◆ Task statement: Read through the lines below and copy the ones holding the string "policy".

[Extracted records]
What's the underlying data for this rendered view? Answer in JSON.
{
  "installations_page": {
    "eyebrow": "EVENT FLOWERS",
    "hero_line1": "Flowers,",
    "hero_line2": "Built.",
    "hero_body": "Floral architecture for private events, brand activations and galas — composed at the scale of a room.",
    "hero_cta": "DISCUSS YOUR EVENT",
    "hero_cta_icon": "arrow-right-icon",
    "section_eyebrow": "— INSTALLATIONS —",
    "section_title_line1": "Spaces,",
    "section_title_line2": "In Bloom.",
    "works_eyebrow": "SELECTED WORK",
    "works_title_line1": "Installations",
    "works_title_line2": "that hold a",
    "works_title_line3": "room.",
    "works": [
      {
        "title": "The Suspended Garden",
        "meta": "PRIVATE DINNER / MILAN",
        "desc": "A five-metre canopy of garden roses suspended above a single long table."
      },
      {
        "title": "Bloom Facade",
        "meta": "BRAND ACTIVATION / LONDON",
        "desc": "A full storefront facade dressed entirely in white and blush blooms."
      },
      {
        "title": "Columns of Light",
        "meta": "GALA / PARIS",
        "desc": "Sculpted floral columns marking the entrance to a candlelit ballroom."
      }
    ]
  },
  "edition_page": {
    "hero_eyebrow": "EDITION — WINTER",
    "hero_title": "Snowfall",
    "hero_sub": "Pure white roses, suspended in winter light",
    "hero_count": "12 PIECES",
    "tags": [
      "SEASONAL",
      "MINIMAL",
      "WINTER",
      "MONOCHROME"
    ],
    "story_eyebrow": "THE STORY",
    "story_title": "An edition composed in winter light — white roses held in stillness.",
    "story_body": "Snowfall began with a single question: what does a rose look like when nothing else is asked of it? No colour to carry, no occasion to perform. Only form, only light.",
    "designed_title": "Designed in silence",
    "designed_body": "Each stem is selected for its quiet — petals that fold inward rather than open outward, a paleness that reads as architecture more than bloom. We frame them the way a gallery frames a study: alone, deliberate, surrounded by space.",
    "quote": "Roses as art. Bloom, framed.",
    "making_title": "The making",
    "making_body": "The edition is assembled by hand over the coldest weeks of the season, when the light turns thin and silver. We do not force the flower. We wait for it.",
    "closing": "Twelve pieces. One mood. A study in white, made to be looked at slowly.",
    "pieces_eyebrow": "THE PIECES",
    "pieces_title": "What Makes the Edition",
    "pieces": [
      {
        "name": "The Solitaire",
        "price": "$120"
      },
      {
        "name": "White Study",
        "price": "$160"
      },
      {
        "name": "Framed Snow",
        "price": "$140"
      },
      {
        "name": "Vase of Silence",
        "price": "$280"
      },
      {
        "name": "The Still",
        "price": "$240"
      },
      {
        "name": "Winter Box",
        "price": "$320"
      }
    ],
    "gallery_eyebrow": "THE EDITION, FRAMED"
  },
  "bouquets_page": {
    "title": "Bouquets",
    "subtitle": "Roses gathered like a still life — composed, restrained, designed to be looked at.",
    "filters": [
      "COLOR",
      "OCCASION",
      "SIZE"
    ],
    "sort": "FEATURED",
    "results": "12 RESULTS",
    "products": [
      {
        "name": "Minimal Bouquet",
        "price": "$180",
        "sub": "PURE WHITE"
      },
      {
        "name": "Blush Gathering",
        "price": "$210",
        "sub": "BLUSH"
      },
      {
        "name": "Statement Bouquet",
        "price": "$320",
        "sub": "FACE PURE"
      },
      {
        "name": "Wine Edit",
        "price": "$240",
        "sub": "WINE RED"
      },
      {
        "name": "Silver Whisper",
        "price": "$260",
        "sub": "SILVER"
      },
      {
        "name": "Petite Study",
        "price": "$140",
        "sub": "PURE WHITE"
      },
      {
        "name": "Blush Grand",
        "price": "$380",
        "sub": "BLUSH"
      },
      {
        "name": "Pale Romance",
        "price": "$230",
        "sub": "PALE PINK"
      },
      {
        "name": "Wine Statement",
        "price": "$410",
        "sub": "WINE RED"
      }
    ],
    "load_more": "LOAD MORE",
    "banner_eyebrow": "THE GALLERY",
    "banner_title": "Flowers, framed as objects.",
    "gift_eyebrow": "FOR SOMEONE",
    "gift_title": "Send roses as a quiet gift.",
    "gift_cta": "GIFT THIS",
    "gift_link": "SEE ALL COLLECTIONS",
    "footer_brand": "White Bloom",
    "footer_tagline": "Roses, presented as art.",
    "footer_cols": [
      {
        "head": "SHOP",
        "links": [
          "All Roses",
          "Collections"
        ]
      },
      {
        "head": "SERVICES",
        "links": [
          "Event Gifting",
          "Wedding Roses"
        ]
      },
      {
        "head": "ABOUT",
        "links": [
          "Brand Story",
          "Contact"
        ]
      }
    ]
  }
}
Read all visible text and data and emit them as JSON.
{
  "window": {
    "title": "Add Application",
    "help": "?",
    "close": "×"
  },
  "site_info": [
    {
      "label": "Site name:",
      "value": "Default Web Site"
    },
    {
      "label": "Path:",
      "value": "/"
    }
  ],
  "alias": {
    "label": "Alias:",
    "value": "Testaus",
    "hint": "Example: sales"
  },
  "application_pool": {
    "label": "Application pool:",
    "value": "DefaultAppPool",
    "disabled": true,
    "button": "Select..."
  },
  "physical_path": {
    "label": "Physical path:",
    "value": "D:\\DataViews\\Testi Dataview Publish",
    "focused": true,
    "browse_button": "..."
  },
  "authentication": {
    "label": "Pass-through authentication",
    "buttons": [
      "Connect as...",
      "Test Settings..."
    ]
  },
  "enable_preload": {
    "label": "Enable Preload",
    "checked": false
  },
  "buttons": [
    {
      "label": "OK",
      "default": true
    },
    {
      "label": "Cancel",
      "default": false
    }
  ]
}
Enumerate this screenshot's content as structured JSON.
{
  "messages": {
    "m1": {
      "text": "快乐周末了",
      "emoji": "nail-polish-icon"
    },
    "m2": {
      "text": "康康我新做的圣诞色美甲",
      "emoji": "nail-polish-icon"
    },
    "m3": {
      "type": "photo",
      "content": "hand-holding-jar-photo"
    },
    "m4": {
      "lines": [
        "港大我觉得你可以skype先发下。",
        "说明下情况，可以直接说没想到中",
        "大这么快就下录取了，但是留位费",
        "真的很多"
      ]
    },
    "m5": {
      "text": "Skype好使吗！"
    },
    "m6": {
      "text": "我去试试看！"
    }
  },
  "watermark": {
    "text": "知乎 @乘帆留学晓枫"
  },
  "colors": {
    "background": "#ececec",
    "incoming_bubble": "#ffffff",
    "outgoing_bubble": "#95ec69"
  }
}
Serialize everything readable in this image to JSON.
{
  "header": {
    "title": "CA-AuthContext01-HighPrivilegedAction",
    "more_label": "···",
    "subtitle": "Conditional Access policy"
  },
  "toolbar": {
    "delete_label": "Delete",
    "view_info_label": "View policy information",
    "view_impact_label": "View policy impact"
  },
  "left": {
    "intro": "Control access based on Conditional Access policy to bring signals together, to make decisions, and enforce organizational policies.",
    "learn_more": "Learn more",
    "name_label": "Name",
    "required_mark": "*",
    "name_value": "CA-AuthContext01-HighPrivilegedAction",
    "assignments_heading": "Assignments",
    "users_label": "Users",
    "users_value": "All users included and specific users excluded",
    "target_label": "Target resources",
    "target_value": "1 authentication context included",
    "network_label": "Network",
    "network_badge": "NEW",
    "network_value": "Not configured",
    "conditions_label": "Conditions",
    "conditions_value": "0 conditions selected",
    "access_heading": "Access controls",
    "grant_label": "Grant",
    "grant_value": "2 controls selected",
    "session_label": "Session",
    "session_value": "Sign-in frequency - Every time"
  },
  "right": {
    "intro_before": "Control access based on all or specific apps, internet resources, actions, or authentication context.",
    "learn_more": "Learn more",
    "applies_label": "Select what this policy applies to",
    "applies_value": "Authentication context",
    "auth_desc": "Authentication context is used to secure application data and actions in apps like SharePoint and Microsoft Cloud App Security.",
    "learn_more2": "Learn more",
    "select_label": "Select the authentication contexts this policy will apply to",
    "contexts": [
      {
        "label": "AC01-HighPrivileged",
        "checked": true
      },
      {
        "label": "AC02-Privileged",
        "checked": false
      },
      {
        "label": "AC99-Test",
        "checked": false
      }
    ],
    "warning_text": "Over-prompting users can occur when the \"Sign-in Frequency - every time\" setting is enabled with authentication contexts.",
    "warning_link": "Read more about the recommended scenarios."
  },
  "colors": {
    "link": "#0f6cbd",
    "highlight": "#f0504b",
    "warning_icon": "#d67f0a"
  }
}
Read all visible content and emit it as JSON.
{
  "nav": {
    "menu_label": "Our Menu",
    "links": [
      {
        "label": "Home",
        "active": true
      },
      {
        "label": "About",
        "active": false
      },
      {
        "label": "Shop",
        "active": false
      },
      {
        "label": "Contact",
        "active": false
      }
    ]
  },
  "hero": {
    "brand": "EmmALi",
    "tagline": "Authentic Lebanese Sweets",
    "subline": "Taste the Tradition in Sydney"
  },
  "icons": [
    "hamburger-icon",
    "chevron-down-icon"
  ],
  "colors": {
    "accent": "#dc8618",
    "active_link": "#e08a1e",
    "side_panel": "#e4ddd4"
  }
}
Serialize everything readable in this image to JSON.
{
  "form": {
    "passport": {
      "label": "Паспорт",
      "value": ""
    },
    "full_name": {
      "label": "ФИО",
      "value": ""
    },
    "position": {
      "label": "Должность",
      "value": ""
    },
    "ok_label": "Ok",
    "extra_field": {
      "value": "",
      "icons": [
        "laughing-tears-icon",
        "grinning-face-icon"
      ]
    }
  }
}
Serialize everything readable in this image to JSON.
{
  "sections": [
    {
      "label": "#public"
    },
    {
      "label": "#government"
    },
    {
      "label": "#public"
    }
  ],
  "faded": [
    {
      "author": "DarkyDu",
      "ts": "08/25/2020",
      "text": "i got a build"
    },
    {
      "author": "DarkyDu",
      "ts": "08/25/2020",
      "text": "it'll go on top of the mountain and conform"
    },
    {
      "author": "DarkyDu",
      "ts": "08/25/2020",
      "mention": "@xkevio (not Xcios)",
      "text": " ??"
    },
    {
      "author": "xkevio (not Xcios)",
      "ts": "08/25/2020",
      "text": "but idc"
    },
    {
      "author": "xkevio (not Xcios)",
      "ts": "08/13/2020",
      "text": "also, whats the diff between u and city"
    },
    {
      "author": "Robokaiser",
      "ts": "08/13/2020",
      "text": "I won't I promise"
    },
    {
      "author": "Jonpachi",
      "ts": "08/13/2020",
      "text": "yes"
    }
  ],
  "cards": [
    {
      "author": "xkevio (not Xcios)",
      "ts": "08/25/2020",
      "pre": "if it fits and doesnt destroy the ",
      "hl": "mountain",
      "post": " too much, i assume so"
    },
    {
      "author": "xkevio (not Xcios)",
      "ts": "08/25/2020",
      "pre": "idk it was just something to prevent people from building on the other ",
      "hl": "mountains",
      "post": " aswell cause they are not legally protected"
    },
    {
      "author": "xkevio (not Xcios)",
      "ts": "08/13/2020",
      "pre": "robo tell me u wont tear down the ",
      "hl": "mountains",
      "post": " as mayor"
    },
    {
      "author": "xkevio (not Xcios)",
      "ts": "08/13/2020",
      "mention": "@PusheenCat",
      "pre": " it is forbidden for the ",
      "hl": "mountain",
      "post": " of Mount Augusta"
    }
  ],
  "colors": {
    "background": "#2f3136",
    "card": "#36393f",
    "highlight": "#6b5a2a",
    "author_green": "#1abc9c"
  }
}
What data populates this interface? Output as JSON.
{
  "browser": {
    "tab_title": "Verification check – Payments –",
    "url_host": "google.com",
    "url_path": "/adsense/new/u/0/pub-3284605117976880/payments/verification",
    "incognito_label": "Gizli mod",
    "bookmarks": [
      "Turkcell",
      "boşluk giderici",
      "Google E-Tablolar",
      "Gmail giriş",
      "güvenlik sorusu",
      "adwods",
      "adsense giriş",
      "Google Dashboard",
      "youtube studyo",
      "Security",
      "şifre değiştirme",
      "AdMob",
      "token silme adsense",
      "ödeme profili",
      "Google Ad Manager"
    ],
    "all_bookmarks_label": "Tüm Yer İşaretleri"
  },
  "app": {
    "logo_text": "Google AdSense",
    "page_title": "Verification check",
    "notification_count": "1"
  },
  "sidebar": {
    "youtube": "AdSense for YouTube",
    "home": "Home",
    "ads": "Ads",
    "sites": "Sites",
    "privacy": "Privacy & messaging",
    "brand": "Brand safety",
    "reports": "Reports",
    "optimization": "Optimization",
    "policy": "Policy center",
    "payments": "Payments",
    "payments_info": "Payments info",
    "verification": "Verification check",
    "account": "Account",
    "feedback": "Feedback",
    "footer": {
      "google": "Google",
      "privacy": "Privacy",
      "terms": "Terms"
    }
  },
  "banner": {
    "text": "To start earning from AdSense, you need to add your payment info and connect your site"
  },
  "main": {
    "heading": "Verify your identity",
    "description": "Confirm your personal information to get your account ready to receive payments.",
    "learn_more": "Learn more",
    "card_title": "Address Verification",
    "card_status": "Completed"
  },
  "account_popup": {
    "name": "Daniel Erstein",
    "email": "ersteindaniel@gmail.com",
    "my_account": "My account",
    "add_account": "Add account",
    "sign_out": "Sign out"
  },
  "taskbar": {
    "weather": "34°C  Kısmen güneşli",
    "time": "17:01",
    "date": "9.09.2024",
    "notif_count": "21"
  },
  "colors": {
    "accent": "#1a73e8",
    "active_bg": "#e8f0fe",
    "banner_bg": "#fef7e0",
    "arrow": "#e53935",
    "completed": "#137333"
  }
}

◆ Answer to this problem:
    "subtitle": "Conditional Access policy"
    "view_info_label": "View policy information",
    "view_impact_label": "View policy impact"
    "intro": "Control access based on Conditional Access policy to bring signals together, to make decisions, and enforce organizational policies.",
    "applies_label": "Select what this policy applies to",
    "select_label": "Select the authentication contexts this policy will apply to",
    "policy": "Policy center",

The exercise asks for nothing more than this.